I do not have a monopoly on victimhood. The homosexual community has been subject to abuse which, sadly, has characterised debates about sexuality. It is intolerable, however, that as soon as Members of Parliament put their heads above the parapet and speak to the media, they are called “a homophobe”, “a Nazi”—I have been called that—“a bigot”, and many other expletives that I would not dare to read out. I have been told to be ashamed of myself, and to die: I have received specific death threats relating to my travel plans. I have been told that I am a disgrace, and that I have no right to express my opinion on this subject. My children have been told that their dad is a bigot and a homophobe.
That is only the tip of the iceberg of rude and offensive comments that many Members have received via Twitter. I have broad shoulders, and I can continue to stand up and support marriage in Parliament. Today’s debate has not been characterised by hatred and vitriol—we have shown ourselves in a good light—but I fear for the liberty of the conscience of my constituents who may not have such broad shoulders: public sector workers, teachers and others in the workplace who see no protection in the Bill.
I am not angry, but I am very sad that my Government have so hastily introduced legislation to redefine marriage.
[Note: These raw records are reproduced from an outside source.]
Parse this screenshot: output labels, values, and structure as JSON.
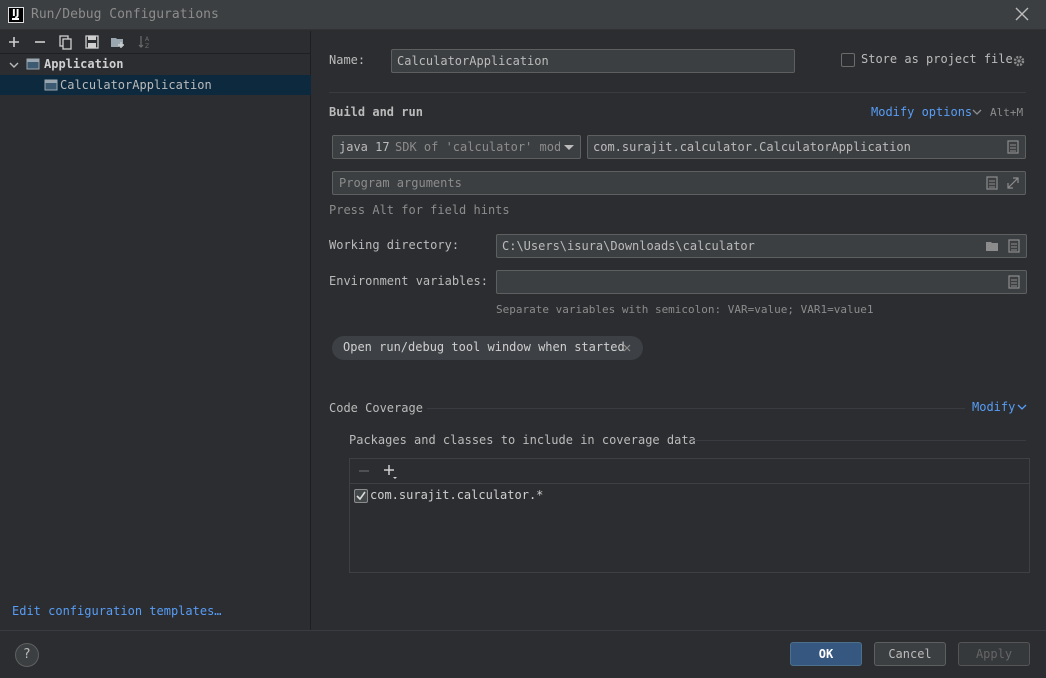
{
  "window": {
    "title": "Run/Debug Configurations",
    "app_icon_text": "IJ"
  },
  "tree": {
    "group_label": "Application",
    "item_label": "CalculatorApplication"
  },
  "edit_templates_link": "Edit configuration templates…",
  "form": {
    "name_label": "Name:",
    "name_value": "CalculatorApplication",
    "store_as_project_label": "Store as project file",
    "build_run_title": "Build and run",
    "modify_options_label": "Modify options",
    "modify_options_shortcut": "Alt+M",
    "jdk_value": "java 17",
    "jdk_hint": "SDK of 'calculator' modu",
    "main_class_value": "com.surajit.calculator.CalculatorApplication",
    "program_args_placeholder": "Program arguments",
    "field_hint": "Press Alt for field hints",
    "working_dir_label": "Working directory:",
    "working_dir_value": "C:\\Users\\isura\\Downloads\\calculator",
    "env_vars_label": "Environment variables:",
    "env_vars_value": "",
    "env_vars_hint": "Separate variables with semicolon: VAR=value; VAR1=value1",
    "open_tool_window_chip": "Open run/debug tool window when started"
  },
  "coverage": {
    "title": "Code Coverage",
    "modify_label": "Modify",
    "packages_label": "Packages and classes to include in coverage data",
    "entries": [
      {
        "label": "com.surajit.calculator.*",
        "checked": true
      }
    ]
  },
  "buttons": {
    "ok": "OK",
    "cancel": "Cancel",
    "apply": "Apply",
    "help": "?"
  },
  "colors": {
    "accent_link": "#589df6",
    "primary_button": "#365880",
    "selection": "#0d293e"
  }
}
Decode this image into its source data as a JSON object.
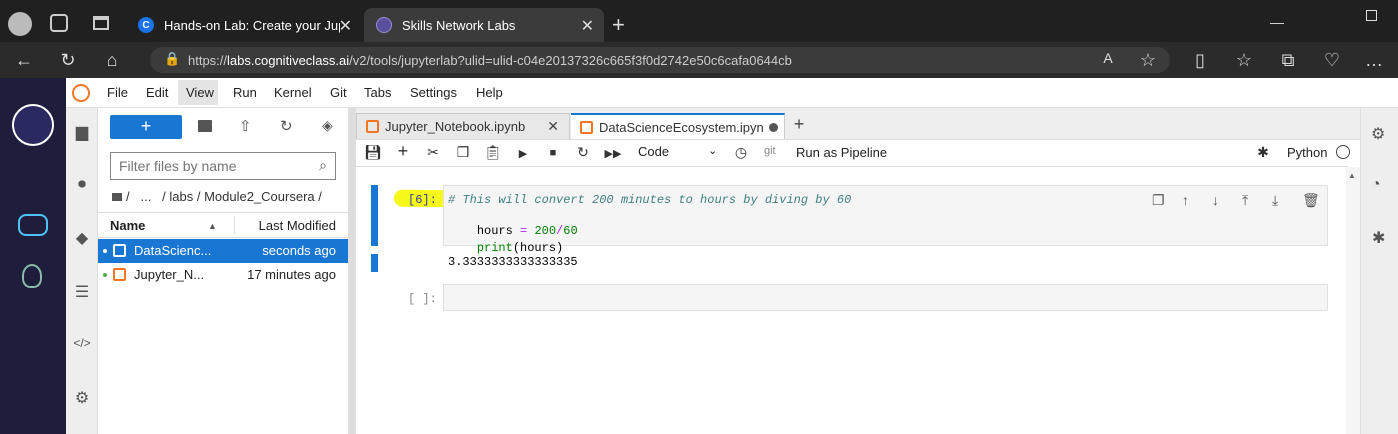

I am resolved to join other Members in proudly standing up for marriage—standing up for the equal value of people, whatever their sexuality, but also standing up for a commitment to the value of marriage as a distinctive institution for a man and a woman.